(TASK INPUTS Opens)

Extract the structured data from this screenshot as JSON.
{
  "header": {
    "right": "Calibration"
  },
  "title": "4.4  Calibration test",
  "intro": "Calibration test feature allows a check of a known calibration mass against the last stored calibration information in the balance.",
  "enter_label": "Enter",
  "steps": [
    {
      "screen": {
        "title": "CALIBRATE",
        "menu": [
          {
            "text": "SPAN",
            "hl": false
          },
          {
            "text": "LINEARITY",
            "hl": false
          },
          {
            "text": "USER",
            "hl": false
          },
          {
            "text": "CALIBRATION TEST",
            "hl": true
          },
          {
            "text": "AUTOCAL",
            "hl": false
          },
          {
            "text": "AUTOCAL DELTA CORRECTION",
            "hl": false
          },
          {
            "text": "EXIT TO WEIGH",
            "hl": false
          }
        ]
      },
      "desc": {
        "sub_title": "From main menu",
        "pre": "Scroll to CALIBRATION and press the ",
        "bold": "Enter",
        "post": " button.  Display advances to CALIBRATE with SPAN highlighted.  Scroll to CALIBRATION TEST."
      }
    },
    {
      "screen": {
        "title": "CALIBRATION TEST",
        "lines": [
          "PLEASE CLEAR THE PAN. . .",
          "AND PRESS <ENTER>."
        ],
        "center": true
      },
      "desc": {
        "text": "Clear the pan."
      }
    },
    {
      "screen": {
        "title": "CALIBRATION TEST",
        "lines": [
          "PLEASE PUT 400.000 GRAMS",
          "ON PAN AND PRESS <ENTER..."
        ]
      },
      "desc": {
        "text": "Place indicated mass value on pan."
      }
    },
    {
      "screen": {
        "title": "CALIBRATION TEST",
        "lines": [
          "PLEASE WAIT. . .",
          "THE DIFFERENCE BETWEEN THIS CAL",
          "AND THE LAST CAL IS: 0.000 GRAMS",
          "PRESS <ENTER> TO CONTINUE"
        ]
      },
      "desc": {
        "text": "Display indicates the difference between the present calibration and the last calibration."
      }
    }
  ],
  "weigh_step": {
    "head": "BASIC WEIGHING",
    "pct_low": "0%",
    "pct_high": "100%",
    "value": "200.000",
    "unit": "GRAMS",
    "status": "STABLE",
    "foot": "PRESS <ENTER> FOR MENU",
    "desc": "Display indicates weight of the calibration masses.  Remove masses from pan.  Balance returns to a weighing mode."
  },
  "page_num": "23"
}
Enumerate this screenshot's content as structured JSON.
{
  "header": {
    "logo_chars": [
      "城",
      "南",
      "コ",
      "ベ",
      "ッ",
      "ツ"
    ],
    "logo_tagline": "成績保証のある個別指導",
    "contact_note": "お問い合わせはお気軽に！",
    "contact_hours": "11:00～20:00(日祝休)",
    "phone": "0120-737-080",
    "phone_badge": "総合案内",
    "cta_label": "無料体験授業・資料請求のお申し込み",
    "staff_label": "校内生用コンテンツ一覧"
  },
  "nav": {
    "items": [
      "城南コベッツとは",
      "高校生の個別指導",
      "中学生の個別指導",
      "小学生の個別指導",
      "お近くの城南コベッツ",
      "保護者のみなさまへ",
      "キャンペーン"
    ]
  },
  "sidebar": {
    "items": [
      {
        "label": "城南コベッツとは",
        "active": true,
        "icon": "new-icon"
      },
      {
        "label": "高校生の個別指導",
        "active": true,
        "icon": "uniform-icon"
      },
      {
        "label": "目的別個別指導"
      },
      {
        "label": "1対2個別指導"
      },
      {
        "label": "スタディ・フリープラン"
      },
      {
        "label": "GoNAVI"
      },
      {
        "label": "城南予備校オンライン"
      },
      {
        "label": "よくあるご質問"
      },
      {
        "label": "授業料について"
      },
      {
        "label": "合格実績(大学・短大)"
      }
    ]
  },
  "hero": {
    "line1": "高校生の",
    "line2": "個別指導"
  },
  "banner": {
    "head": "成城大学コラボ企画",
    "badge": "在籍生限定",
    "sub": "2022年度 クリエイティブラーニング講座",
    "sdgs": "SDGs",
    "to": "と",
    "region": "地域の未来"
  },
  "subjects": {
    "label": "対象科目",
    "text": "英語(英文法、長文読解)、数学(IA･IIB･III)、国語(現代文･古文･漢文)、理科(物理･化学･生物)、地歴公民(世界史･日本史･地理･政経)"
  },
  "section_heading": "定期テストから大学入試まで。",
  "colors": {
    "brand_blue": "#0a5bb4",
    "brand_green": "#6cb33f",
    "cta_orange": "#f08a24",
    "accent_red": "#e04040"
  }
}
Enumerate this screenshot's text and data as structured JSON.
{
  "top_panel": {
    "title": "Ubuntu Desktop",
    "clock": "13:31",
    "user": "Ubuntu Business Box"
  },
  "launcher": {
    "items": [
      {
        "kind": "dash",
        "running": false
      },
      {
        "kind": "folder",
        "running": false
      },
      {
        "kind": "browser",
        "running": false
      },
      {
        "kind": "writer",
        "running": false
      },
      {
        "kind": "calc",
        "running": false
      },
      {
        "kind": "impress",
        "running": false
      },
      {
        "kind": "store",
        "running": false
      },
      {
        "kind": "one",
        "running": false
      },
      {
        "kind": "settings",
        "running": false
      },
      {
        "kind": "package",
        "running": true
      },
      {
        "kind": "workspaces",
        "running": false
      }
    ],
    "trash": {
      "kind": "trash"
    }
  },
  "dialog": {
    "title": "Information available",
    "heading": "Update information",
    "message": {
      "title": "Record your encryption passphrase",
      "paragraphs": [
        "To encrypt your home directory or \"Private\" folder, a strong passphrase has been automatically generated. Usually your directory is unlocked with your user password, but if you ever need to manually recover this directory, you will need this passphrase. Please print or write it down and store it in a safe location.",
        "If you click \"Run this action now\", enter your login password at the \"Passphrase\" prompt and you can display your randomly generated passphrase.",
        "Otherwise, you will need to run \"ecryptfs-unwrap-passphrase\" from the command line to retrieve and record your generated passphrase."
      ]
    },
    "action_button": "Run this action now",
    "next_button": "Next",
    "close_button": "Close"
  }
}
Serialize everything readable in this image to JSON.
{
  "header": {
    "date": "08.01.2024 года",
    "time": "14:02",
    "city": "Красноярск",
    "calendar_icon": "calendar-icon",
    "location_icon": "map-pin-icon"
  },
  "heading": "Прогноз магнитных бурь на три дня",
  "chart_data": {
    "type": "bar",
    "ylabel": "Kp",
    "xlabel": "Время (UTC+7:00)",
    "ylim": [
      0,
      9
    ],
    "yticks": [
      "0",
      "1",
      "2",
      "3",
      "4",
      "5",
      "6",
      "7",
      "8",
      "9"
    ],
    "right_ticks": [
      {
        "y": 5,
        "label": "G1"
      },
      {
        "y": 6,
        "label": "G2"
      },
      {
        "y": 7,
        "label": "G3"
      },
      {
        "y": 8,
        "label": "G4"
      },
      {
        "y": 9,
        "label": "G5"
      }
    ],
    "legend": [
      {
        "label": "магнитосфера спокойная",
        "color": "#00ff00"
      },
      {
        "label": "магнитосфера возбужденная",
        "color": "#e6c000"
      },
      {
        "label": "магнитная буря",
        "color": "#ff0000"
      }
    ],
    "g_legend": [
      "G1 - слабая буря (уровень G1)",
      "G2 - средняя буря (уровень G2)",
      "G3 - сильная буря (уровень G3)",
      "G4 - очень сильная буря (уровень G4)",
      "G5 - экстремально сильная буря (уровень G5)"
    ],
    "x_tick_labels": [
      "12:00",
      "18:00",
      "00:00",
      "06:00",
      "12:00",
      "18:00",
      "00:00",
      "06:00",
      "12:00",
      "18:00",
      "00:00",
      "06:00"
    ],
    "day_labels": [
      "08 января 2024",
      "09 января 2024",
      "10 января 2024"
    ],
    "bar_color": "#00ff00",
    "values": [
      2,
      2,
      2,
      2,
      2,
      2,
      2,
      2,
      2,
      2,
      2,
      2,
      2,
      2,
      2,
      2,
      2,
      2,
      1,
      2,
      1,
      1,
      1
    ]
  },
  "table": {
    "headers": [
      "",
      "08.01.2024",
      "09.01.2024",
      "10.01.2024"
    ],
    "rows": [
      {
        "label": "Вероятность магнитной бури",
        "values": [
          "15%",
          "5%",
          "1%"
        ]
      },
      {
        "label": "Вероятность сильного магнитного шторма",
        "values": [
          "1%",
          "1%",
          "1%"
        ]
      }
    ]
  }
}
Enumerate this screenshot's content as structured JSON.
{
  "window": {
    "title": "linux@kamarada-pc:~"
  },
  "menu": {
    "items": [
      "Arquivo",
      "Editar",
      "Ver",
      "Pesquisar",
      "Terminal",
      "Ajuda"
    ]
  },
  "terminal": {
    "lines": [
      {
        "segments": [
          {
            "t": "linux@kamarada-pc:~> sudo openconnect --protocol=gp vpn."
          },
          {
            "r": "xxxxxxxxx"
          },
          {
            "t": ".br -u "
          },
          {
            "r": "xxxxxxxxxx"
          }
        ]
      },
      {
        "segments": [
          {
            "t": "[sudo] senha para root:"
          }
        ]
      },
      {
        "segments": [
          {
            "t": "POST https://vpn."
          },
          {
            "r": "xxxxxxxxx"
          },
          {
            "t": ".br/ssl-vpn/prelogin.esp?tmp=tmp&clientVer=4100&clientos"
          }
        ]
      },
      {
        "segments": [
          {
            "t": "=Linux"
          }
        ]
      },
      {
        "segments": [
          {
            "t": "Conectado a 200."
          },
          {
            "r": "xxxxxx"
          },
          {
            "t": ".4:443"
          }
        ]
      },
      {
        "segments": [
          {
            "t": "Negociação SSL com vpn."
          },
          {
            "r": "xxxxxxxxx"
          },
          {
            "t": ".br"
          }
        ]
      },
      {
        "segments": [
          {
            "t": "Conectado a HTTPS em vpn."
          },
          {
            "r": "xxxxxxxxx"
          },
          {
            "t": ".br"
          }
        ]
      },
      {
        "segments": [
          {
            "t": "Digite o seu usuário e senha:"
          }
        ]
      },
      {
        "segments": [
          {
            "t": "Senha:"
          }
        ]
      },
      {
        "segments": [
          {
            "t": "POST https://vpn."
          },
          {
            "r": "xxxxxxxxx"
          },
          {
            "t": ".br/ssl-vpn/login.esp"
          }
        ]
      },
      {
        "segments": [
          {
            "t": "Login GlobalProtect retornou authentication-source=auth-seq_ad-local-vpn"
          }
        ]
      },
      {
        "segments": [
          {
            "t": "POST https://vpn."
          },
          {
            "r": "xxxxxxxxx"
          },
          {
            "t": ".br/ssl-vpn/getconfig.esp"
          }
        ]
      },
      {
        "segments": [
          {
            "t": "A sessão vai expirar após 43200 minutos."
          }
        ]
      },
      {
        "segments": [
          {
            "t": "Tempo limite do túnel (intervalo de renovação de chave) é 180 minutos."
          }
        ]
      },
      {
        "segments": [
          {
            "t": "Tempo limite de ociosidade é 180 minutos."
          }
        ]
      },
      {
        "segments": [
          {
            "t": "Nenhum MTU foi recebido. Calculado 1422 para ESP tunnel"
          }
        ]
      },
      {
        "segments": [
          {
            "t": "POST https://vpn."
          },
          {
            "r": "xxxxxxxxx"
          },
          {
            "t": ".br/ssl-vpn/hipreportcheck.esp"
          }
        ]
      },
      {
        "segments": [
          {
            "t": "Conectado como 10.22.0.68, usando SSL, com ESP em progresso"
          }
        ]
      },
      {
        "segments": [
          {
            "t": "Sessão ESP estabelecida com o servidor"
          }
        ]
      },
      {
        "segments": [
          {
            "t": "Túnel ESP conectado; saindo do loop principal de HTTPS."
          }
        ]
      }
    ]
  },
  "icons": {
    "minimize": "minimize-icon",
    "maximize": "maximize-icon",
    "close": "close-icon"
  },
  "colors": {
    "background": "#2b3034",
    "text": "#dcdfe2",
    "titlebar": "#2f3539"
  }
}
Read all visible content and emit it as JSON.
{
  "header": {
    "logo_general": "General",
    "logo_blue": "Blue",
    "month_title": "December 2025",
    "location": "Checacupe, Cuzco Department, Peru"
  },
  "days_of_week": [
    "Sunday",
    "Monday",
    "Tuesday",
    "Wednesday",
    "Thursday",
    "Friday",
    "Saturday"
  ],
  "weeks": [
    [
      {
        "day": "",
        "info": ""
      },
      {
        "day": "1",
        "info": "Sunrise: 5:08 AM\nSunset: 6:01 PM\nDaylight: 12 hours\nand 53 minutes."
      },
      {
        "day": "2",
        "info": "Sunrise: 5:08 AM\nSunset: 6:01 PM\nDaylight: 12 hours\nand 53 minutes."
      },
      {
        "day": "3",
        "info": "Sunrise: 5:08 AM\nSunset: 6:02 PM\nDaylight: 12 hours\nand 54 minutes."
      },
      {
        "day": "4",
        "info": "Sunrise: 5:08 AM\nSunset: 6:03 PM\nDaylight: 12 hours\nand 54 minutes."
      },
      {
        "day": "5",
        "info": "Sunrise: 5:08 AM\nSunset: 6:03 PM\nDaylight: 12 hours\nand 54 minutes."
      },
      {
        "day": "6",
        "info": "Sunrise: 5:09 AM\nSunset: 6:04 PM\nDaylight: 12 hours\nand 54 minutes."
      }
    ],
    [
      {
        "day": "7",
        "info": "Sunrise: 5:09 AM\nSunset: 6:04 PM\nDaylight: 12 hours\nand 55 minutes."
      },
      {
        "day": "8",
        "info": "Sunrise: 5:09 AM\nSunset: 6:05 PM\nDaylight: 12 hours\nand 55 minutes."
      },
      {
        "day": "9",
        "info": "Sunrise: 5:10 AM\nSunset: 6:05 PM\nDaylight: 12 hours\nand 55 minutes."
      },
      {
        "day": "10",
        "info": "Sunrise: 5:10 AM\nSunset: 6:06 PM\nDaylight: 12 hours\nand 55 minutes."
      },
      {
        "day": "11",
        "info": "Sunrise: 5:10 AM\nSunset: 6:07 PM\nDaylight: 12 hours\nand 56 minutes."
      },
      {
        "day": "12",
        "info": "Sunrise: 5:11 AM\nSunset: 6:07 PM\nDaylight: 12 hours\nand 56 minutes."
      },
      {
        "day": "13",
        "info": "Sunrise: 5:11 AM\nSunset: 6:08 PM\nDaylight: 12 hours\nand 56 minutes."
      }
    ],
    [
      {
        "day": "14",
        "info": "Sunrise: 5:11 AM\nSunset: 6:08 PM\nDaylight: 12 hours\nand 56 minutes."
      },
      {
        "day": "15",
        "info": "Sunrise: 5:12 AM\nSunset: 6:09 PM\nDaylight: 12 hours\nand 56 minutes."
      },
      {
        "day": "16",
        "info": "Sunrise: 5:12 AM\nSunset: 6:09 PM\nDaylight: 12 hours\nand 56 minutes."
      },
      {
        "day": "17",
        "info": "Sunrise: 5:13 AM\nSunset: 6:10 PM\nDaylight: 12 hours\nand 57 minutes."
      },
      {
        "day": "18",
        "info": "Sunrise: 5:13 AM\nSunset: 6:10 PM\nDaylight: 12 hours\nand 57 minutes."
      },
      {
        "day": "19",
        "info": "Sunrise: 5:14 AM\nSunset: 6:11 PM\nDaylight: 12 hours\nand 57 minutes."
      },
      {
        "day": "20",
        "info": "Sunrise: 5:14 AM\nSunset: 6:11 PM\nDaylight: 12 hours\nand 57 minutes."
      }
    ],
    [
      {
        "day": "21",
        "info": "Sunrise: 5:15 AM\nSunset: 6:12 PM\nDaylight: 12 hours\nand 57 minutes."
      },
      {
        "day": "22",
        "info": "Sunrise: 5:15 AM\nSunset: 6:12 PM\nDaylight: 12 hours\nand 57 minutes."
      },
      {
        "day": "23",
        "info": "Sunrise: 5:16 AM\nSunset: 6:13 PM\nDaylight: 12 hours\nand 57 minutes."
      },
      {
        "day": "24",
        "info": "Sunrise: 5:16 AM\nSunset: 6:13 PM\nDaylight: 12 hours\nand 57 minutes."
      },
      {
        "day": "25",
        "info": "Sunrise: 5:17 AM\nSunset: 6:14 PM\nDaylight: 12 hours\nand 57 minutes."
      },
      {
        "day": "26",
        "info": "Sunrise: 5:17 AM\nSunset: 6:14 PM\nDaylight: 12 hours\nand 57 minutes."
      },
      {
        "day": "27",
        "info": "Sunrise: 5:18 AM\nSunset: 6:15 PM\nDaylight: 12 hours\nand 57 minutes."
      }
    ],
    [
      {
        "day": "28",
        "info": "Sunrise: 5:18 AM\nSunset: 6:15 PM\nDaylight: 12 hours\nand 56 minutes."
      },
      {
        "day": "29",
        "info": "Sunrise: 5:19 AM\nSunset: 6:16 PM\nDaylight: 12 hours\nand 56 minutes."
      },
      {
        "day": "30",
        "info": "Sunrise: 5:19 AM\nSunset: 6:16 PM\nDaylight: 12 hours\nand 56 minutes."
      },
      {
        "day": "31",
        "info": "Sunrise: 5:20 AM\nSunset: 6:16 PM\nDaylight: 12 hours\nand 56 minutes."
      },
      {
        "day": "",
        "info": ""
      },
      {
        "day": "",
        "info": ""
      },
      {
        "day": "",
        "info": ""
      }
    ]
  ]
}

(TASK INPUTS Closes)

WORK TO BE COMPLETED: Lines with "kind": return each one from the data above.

EXERCISE RESPONSE:
        "kind": "dash",
        "kind": "folder",
        "kind": "browser",
        "kind": "writer",
        "kind": "calc",
        "kind": "impress",
        "kind": "store",
        "kind": "one",
        "kind": "settings",
        "kind": "package",
        "kind": "workspaces",
      "kind": "trash"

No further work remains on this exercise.